“No one is really serious about green, that’s just talk, so why should I bother?”

I have not met a client from Paris to Boston to Detroit to San Diego, etc, etc. that wasn’t interested in at least one of the following:

– Saving money monthly on their utility bills
– Living in a healthier environment that is safer for their families.

They may not have cared about the environment but 100% of them cared about one of those two factors. Those factors are the essential elements of green homes.  The fact that they also have less impact on the planet is a bonus for most people.  You must keep that in mind when you’re explaining the concept.

“What’s the most important thing to do to make an investment property green?”

Get the building envelop under control.  Fix the leaks, gaps and holes so your AC (Summer) and heat (winter) aren’t literally going out the window.  Look at your exterior walls first and your attics and roofs next. DO NOT buy anything or do anything else until you get the envelop under control.  A good energy audit can show you where the problem areas are so you can fix them immediately.

“Do I need to install solar?”

Typically, solar doesn’t pencil out for investment properties unless you are talking about multi-family or commercial.  The high cost of materials, and install negate any potential return over the near-term unless your residential home is over 4000 square feet.  Solar-water heating, however, can make a lot of sense in the right circumstance.  Recently in parts of California there was a rebate of up to 30% (uncapped) on the cost of the install/materials in addition to a pilot program that offered $1500 cash rebate to install. Installed systems were costing approx. $8000 so after the 30% rebate and $1500, the net cost was $4000.  For big houses that spend more than $200/month in water, that pays off in about 18 months.
[Another aside- solar companies are notorious (in my experience) for overselling what you need.  They want you to buy a system that could power NYC, when what you need is much less].

“I don’t know anything about green, how can I get up to speed?”

There are some great books on the subject and there are great green building seminars going on in almost every major metropolitan area these days.  Working with a green consultant is a good way to start as well IF they have direct experience doing projects.  Don’t work with someone who is all ‘theory’ and no ‘practice’.  Set up some google alerts on the subject and read those daily.

“Where can I find green products and materials?”

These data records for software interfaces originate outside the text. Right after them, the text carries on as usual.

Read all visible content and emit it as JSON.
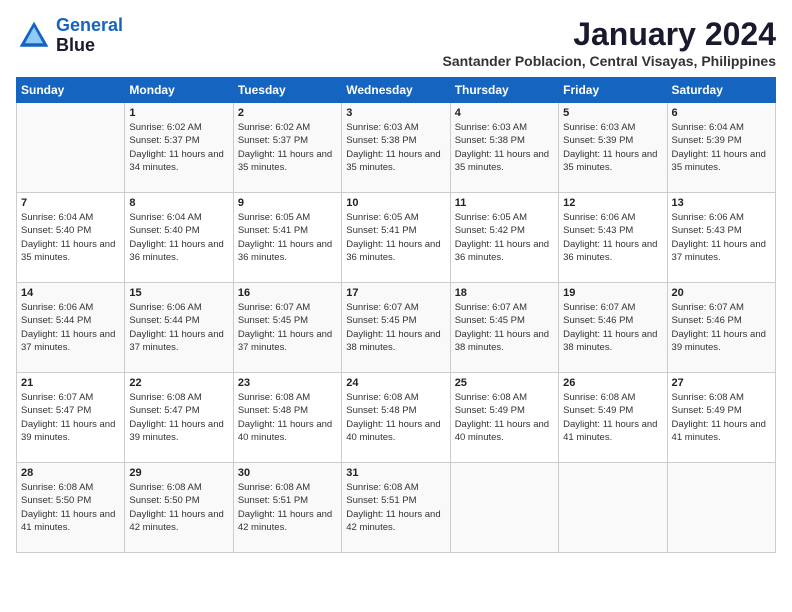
{
  "header": {
    "logo_line1": "General",
    "logo_line2": "Blue",
    "month": "January 2024",
    "location": "Santander Poblacion, Central Visayas, Philippines"
  },
  "weekdays": [
    "Sunday",
    "Monday",
    "Tuesday",
    "Wednesday",
    "Thursday",
    "Friday",
    "Saturday"
  ],
  "weeks": [
    [
      {
        "day": "",
        "sunrise": "",
        "sunset": "",
        "daylight": ""
      },
      {
        "day": "1",
        "sunrise": "Sunrise: 6:02 AM",
        "sunset": "Sunset: 5:37 PM",
        "daylight": "Daylight: 11 hours and 34 minutes."
      },
      {
        "day": "2",
        "sunrise": "Sunrise: 6:02 AM",
        "sunset": "Sunset: 5:37 PM",
        "daylight": "Daylight: 11 hours and 35 minutes."
      },
      {
        "day": "3",
        "sunrise": "Sunrise: 6:03 AM",
        "sunset": "Sunset: 5:38 PM",
        "daylight": "Daylight: 11 hours and 35 minutes."
      },
      {
        "day": "4",
        "sunrise": "Sunrise: 6:03 AM",
        "sunset": "Sunset: 5:38 PM",
        "daylight": "Daylight: 11 hours and 35 minutes."
      },
      {
        "day": "5",
        "sunrise": "Sunrise: 6:03 AM",
        "sunset": "Sunset: 5:39 PM",
        "daylight": "Daylight: 11 hours and 35 minutes."
      },
      {
        "day": "6",
        "sunrise": "Sunrise: 6:04 AM",
        "sunset": "Sunset: 5:39 PM",
        "daylight": "Daylight: 11 hours and 35 minutes."
      }
    ],
    [
      {
        "day": "7",
        "sunrise": "Sunrise: 6:04 AM",
        "sunset": "Sunset: 5:40 PM",
        "daylight": "Daylight: 11 hours and 35 minutes."
      },
      {
        "day": "8",
        "sunrise": "Sunrise: 6:04 AM",
        "sunset": "Sunset: 5:40 PM",
        "daylight": "Daylight: 11 hours and 36 minutes."
      },
      {
        "day": "9",
        "sunrise": "Sunrise: 6:05 AM",
        "sunset": "Sunset: 5:41 PM",
        "daylight": "Daylight: 11 hours and 36 minutes."
      },
      {
        "day": "10",
        "sunrise": "Sunrise: 6:05 AM",
        "sunset": "Sunset: 5:41 PM",
        "daylight": "Daylight: 11 hours and 36 minutes."
      },
      {
        "day": "11",
        "sunrise": "Sunrise: 6:05 AM",
        "sunset": "Sunset: 5:42 PM",
        "daylight": "Daylight: 11 hours and 36 minutes."
      },
      {
        "day": "12",
        "sunrise": "Sunrise: 6:06 AM",
        "sunset": "Sunset: 5:43 PM",
        "daylight": "Daylight: 11 hours and 36 minutes."
      },
      {
        "day": "13",
        "sunrise": "Sunrise: 6:06 AM",
        "sunset": "Sunset: 5:43 PM",
        "daylight": "Daylight: 11 hours and 37 minutes."
      }
    ],
    [
      {
        "day": "14",
        "sunrise": "Sunrise: 6:06 AM",
        "sunset": "Sunset: 5:44 PM",
        "daylight": "Daylight: 11 hours and 37 minutes."
      },
      {
        "day": "15",
        "sunrise": "Sunrise: 6:06 AM",
        "sunset": "Sunset: 5:44 PM",
        "daylight": "Daylight: 11 hours and 37 minutes."
      },
      {
        "day": "16",
        "sunrise": "Sunrise: 6:07 AM",
        "sunset": "Sunset: 5:45 PM",
        "daylight": "Daylight: 11 hours and 37 minutes."
      },
      {
        "day": "17",
        "sunrise": "Sunrise: 6:07 AM",
        "sunset": "Sunset: 5:45 PM",
        "daylight": "Daylight: 11 hours and 38 minutes."
      },
      {
        "day": "18",
        "sunrise": "Sunrise: 6:07 AM",
        "sunset": "Sunset: 5:45 PM",
        "daylight": "Daylight: 11 hours and 38 minutes."
      },
      {
        "day": "19",
        "sunrise": "Sunrise: 6:07 AM",
        "sunset": "Sunset: 5:46 PM",
        "daylight": "Daylight: 11 hours and 38 minutes."
      },
      {
        "day": "20",
        "sunrise": "Sunrise: 6:07 AM",
        "sunset": "Sunset: 5:46 PM",
        "daylight": "Daylight: 11 hours and 39 minutes."
      }
    ],
    [
      {
        "day": "21",
        "sunrise": "Sunrise: 6:07 AM",
        "sunset": "Sunset: 5:47 PM",
        "daylight": "Daylight: 11 hours and 39 minutes."
      },
      {
        "day": "22",
        "sunrise": "Sunrise: 6:08 AM",
        "sunset": "Sunset: 5:47 PM",
        "daylight": "Daylight: 11 hours and 39 minutes."
      },
      {
        "day": "23",
        "sunrise": "Sunrise: 6:08 AM",
        "sunset": "Sunset: 5:48 PM",
        "daylight": "Daylight: 11 hours and 40 minutes."
      },
      {
        "day": "24",
        "sunrise": "Sunrise: 6:08 AM",
        "sunset": "Sunset: 5:48 PM",
        "daylight": "Daylight: 11 hours and 40 minutes."
      },
      {
        "day": "25",
        "sunrise": "Sunrise: 6:08 AM",
        "sunset": "Sunset: 5:49 PM",
        "daylight": "Daylight: 11 hours and 40 minutes."
      },
      {
        "day": "26",
        "sunrise": "Sunrise: 6:08 AM",
        "sunset": "Sunset: 5:49 PM",
        "daylight": "Daylight: 11 hours and 41 minutes."
      },
      {
        "day": "27",
        "sunrise": "Sunrise: 6:08 AM",
        "sunset": "Sunset: 5:49 PM",
        "daylight": "Daylight: 11 hours and 41 minutes."
      }
    ],
    [
      {
        "day": "28",
        "sunrise": "Sunrise: 6:08 AM",
        "sunset": "Sunset: 5:50 PM",
        "daylight": "Daylight: 11 hours and 41 minutes."
      },
      {
        "day": "29",
        "sunrise": "Sunrise: 6:08 AM",
        "sunset": "Sunset: 5:50 PM",
        "daylight": "Daylight: 11 hours and 42 minutes."
      },
      {
        "day": "30",
        "sunrise": "Sunrise: 6:08 AM",
        "sunset": "Sunset: 5:51 PM",
        "daylight": "Daylight: 11 hours and 42 minutes."
      },
      {
        "day": "31",
        "sunrise": "Sunrise: 6:08 AM",
        "sunset": "Sunset: 5:51 PM",
        "daylight": "Daylight: 11 hours and 42 minutes."
      },
      {
        "day": "",
        "sunrise": "",
        "sunset": "",
        "daylight": ""
      },
      {
        "day": "",
        "sunrise": "",
        "sunset": "",
        "daylight": ""
      },
      {
        "day": "",
        "sunrise": "",
        "sunset": "",
        "daylight": ""
      }
    ]
  ]
}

Quick and easy answer is to look online. The better solution is to hire an unpaid intern to source products for you.

Leads to:

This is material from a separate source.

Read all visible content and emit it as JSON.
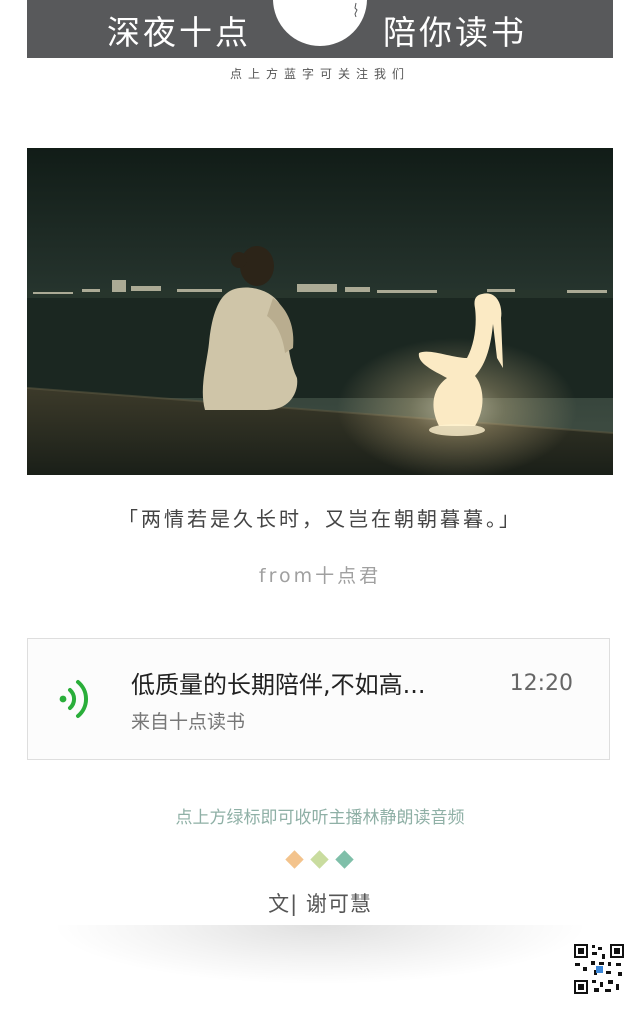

“Intern! Why would I hire an intern and why would they work for me for free?”

You hire an intern because they can:
– Research rebates and incentive programs for you
– Source products and materials
– Schedule contractors
– Drop off paperwork, video-tape properties, take pictures (and any other admin work you don’t want to do)

Why they will work for you for free:
– They are passionate about green
– They want the experience
– It looks good on their resume if they’ve worked for a ‘green’ company
-They are doing work that contributes to society as a whole

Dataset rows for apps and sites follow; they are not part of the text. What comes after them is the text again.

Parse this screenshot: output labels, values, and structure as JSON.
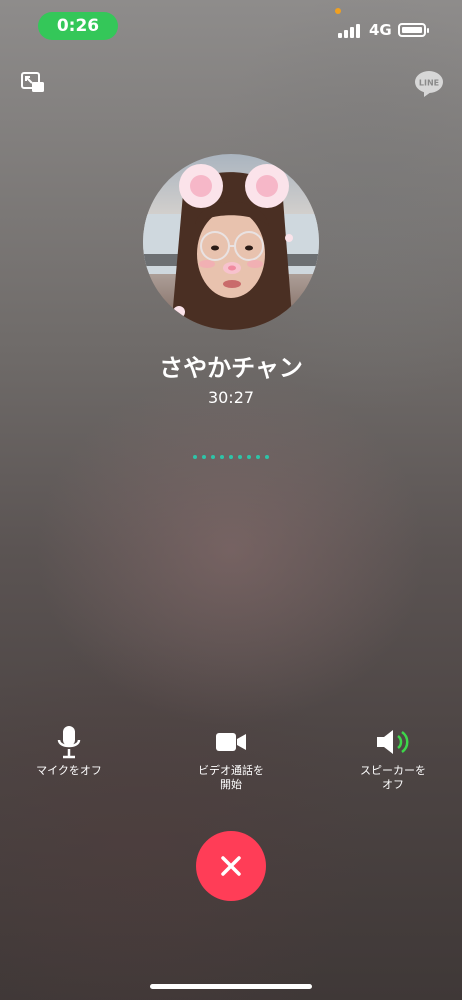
{
  "status_bar": {
    "time": "0:26",
    "network": "4G",
    "battery_level": 0.9
  },
  "call": {
    "contact_name": "さやかチャン",
    "duration": "30:27"
  },
  "controls": {
    "mute": {
      "label": "マイクをオフ",
      "icon": "microphone-icon"
    },
    "video": {
      "label_line1": "ビデオ通話を",
      "label_line2": "開始",
      "icon": "video-camera-icon"
    },
    "speaker": {
      "label_line1": "スピーカーを",
      "label_line2": "オフ",
      "icon": "speaker-icon"
    }
  },
  "end_call": {
    "icon": "close-icon"
  },
  "top_bar": {
    "minimize_icon": "minimize-window-icon",
    "line_icon": "line-logo-icon",
    "line_text": "LINE"
  },
  "colors": {
    "time_pill": "#34c759",
    "end_call": "#ff3d57",
    "speaker_active": "#3dd64a",
    "dots": "#2ec4a8"
  }
}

For what it’s worth, I am the only employee of my company and I have had at least one intern working for me over that past 4 years.  Last summer I had four working for me.  There is almost no limit to what you can have them do to support your business.  The more passionate they are about green, the harder they will work and the more they will help you.  [Email me offline if you’d like more info on this, including actual ads I’ve run, etc. The last ad I posted I had over 65 people apply for an unpaid position.  Many had their Masters’ degrees and one had her PhD.   During the interview process I conveniently left out that I almost flunked out of high school].

Hope these were helpful, feel free to add any additional questions and i will do my best to answer them.

Note By BiggerPockets: These are opinions written by the author and do not necessarily represent the opinions of BiggerPockets.